3. Remember, not only does a wife fight shayateen\’s waswas but she also suffers the antagonizing society’s fingerpointing at her for being the “insufficient’ wife number one. It is easy to say ˜who cares about what others are saying\’ but the reality is very ugly. A husband must stand up for his wife if he does not want to kiss her goodbye.

4. Realize that it is natural for her to be hyper-sensitive and vulnerable to anything that others might say, especially, to what comes out of her husband’s mouth. Shaytaan will make her read assumptions into her husband\’s words and actions, so be prepared to explain calmly and patiently.

5.  Remember, it is inevitable for her to compare herself to the other wife, and to indulge in thinking, ˜Who does he love more/find more pleasing?\’ Find a way to keep her from doing that if you don\’t want her to go mentally insane.

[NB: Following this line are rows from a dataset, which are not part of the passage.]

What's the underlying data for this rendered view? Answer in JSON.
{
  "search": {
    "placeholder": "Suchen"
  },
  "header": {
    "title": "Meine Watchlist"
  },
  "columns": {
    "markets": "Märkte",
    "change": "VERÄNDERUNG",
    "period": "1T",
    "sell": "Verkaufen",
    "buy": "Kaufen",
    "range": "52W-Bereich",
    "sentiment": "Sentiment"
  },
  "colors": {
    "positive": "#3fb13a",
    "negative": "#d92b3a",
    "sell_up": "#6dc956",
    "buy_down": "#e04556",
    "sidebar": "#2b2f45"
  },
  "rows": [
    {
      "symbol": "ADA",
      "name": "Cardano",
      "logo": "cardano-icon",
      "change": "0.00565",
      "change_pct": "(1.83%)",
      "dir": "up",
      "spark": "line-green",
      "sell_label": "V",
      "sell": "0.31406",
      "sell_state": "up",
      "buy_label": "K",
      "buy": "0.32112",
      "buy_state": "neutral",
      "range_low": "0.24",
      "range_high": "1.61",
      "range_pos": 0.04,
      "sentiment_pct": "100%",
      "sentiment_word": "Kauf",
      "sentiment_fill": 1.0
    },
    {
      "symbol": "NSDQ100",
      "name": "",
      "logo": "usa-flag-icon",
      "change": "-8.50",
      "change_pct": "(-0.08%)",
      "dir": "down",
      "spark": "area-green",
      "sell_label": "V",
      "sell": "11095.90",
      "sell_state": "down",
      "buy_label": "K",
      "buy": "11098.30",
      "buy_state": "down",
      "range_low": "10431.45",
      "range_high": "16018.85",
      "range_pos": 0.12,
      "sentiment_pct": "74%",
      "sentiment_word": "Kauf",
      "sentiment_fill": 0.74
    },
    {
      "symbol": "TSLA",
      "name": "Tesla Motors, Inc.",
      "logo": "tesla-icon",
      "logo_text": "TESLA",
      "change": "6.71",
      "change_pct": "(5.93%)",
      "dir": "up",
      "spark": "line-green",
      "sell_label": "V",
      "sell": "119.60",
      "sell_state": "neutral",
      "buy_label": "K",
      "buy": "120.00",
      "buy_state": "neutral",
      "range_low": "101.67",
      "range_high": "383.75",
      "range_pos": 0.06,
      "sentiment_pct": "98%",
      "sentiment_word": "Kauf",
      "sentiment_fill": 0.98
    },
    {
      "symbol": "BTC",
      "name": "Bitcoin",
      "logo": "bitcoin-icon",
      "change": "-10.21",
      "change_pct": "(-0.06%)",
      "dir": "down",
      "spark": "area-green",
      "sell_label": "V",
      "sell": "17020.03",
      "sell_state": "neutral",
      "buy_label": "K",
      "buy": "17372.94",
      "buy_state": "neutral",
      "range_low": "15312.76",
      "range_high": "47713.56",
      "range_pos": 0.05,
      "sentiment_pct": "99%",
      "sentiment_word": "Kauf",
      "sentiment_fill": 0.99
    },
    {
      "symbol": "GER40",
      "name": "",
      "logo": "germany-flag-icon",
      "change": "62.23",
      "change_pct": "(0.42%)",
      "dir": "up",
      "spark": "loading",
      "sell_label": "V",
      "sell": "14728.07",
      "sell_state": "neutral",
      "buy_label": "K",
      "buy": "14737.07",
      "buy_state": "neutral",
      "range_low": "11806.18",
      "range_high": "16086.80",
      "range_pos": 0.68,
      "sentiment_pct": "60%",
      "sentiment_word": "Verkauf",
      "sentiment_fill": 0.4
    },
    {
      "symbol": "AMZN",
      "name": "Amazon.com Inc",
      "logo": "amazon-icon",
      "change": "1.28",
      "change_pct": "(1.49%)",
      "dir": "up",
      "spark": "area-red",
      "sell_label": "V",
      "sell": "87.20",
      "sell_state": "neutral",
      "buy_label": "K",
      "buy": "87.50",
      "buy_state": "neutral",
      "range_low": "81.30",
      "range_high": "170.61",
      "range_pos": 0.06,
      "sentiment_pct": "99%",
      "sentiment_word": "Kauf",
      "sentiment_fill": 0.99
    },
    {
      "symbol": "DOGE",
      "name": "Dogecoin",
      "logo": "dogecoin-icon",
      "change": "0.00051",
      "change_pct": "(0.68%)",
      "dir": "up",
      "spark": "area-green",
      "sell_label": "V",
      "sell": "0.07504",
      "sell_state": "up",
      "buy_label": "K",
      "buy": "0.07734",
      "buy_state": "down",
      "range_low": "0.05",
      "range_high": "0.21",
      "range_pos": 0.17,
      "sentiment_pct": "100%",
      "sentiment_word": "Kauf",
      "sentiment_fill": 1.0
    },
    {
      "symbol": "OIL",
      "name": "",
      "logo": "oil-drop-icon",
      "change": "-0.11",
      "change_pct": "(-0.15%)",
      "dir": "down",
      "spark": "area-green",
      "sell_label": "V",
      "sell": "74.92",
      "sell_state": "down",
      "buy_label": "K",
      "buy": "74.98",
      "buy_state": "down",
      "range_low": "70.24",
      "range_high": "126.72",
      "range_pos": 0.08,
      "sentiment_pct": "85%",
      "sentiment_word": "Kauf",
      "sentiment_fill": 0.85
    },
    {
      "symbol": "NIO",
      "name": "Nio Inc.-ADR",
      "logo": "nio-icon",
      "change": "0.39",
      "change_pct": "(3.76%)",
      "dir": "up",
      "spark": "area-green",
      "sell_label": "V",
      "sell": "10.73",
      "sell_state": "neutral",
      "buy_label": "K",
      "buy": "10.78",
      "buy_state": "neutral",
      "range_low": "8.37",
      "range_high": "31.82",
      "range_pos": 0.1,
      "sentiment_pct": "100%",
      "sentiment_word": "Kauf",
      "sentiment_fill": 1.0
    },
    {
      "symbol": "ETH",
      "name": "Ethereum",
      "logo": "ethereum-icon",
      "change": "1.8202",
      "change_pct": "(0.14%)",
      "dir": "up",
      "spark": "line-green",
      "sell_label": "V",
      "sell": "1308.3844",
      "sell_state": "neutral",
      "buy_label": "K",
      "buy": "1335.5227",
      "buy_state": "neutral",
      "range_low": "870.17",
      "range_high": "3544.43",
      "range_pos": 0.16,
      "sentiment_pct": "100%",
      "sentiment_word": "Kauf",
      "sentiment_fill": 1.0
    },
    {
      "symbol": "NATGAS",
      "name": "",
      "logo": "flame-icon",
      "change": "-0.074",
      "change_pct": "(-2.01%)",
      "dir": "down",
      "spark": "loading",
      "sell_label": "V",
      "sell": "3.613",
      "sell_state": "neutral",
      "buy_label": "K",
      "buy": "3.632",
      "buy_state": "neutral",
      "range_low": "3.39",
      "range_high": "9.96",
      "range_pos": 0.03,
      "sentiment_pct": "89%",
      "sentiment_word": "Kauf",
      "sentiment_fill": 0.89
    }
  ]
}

6. There is no right way of jumping into polygamy. No matter what approach you take, it will hurt your first wife, but DO NOT LIE to her. She will find out, especially, if you share a good strong relationship. Many times husbands lie to keep their wives from hurting, but in reality deception and dishonesty hurt more.

7. Don\’t break her trust. Wives are better equipped to face the bitter reality than broken trust.

These are just a few quick suggestions with regards to treating the first wife. If all this is too difficult for a man to handle then I suggest he sticks to monogamy 🙂

muslimmatters

Check Also

The Month of Rabi’ al-Awwal

http://muftitaqiusmani.com/ بسم الله الرحمن الرحيم The Month of Rabi’ al-Awwal & the Sunna of the …

Who are Qadiyanees? Part 1

Qadiyanees (Ahmadees/Lahorees) are Kafir (Non-Muslims) according to the unanimous opinion of all Muslims. Qadiyanees are a sect, separate …